We knew she could never fly, so the director asked me to glove train her. I got her used to the glove, and then to jesses, and we started doing education programs for schools in western Washington. We wound up in the newspapers, radio (believe it or not) and some TV. Miracle Pets even did a show about us. In the spring of 2000, I was diagnosed with non-Hodgkin's lymphoma. I had stage 3, which is not good (one major organ plus everywhere), so I wound up doing 8 months of chemo. Lost the hair - the whole bit. I missed a lot of work. When I felt good enough, I would go to Sarvey and take Freedom out for walks. Freedom would also come to me in my dreams and help me fight the cancer. This happened time and time again.

Fast forward to November 2000, the day after Thanksgiving, I went in for my last checkup. I was told that if the cancer was not all gone after 8 rounds of chemo, then my last option was a stem cell transplant. Anyway, they did the tests; and I had to come back Monday for the results. I went in Monday, and I was told that all the cancer was gone. So the first thing I did was get up to Sarvey and take the big girl out for a walk. It was misty and cold. I went to her flight and jessed her up, and we went out front to the top of the hill. I hadn't said a word to Freedom, but somehow she knew. She looked at me and wrapped both her wings around me to where I could feel them pressing in on my back (I was engulfed in eagle wings), and she touched my nose with her beak and stared into my eyes, and we just stood there like that for I don't know how long . That was a magic moment. We have been soul mates ever since she came in. This is a very special bird.

On a side note: I have had people who were sick come up to us when we are out, and Freedom has some kind of hold on them. I once had a guy who was terminal come up to us and I let him hold her. His knees just about buckled and he swore he could feel her power course through his body. I have so many stories like that. I never forget the honor I have of being so close to such a magnificent spirit as Freedom."

Six bald eagle visitors in tree near Gervais Lake, Little Canada.
Photo courtesy of Steve Simmons

We are deep into April now and spring is nowhere in sight. The few signs of spring I glimpsed the week before are coated with yet another layer of winter. I drive down Highway 36, wondering if Keller Lake will ever thaw.
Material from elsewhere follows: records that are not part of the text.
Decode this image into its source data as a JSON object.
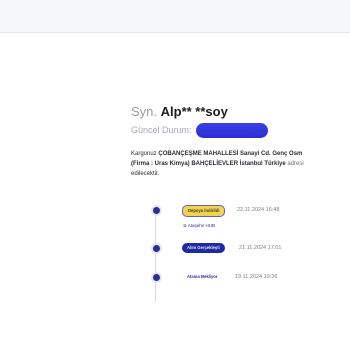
{
  "header": {
    "salutation": "Syn.",
    "customer_name": "Alp** **soy",
    "status_label": "Güncel Durum:",
    "status_color": "#3b3fe8"
  },
  "description": {
    "line1_prefix": "Kargonuz ",
    "line1_bold": "ÇOBANÇEŞME MAHALLESİ Sanayi Cd. Genç Osm",
    "line2_bold": "(Firma : Uras Kimya) BAHÇELİEVLER İstanbul Türkiye",
    "line2_suffix": " adresi",
    "line3": "edilecektir."
  },
  "timeline": [
    {
      "badge": "Depoya İndirildi",
      "time": "22.11.2024 16:48",
      "sub": "Ataşehir HUB"
    },
    {
      "badge": "Alım Gerçekleşti",
      "time": "21.11.2024 17:01"
    },
    {
      "badge": "Atama Bekliyor",
      "time": "19.11.2024 19:36"
    }
  ],
  "colors": {
    "accent": "#2b2f8f",
    "badge_yellow": "#f2d34a",
    "badge_blue": "#1e2aa0"
  }
}
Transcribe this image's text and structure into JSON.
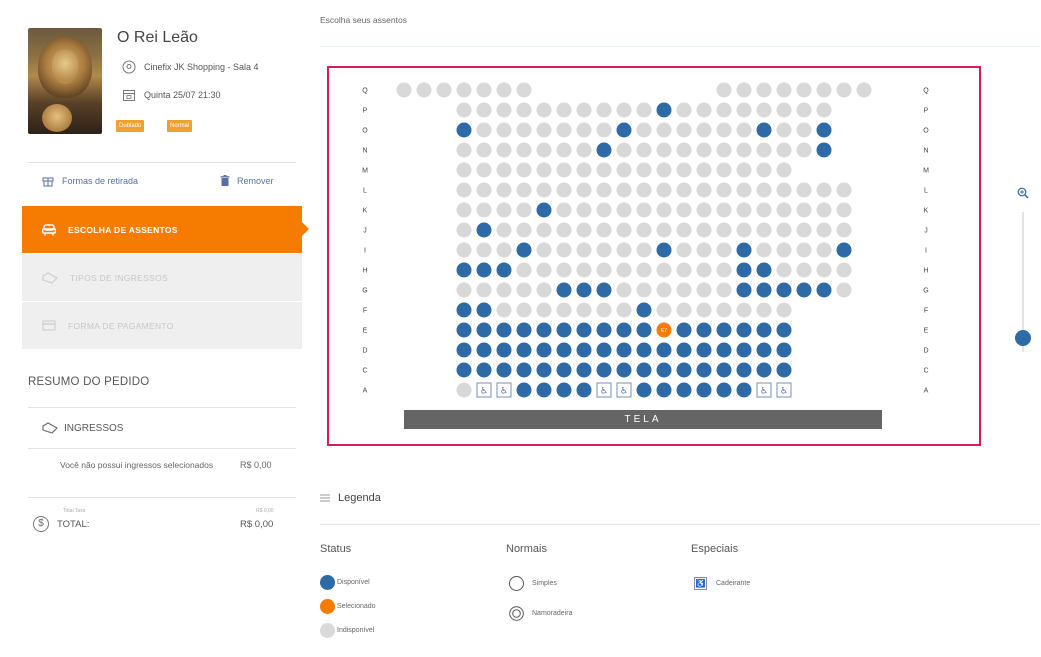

As I glance up at that cottonwood tree, I see two eagles, each perched solidly upon their own branch, staring out into the middle of the lake.

I take a quick right off the freeway, and head south on Highway 61.

Somewhere down that highway, past all this urban winter sprawl, on the Mississippi River is a free boat ride I’ve been offered. Maybe my spring fever will finally break. Rusty reports there are 21 eagle nests waiting for me on his beat.

Look closely!  Hundreds of eagles roost near Red Wing steam plant.  January 22, 2013. 
Photo courtesy of Rusty Mathiasmeier.


*DDT (dichlorodiphenyltrichlorethane) is an insecticide that was often used in agricultural settings prior to being banned. It was found to have negative effects on human health and wildlife, particularly birds.

**PCBs (polychlorinated biphenyls) were often used as a coolant/insulator for transformers and capacitors. They are also a byproduct of coal tar used to seal driveways. It has been recognized that they are toxic, carcinogenic, and build up in the environment. Many uses have been banned.

***PFOS (perfluorooctane sulfonate) was a key ingredient in Scotchgard and other stain repellents. It was found to be accumulating in wildlife and humans at levels that were considered concerning.

**** PFCs (perfluorinated compound) are often used to make materials resistant to water, and have been found to be a persistent organic pollutant.


  1. Thank you for sharing such an amazing story for both you and Freedom. You touched my heart.

  2. Really well done, Sage! Thank you. Love the pictures too. :-)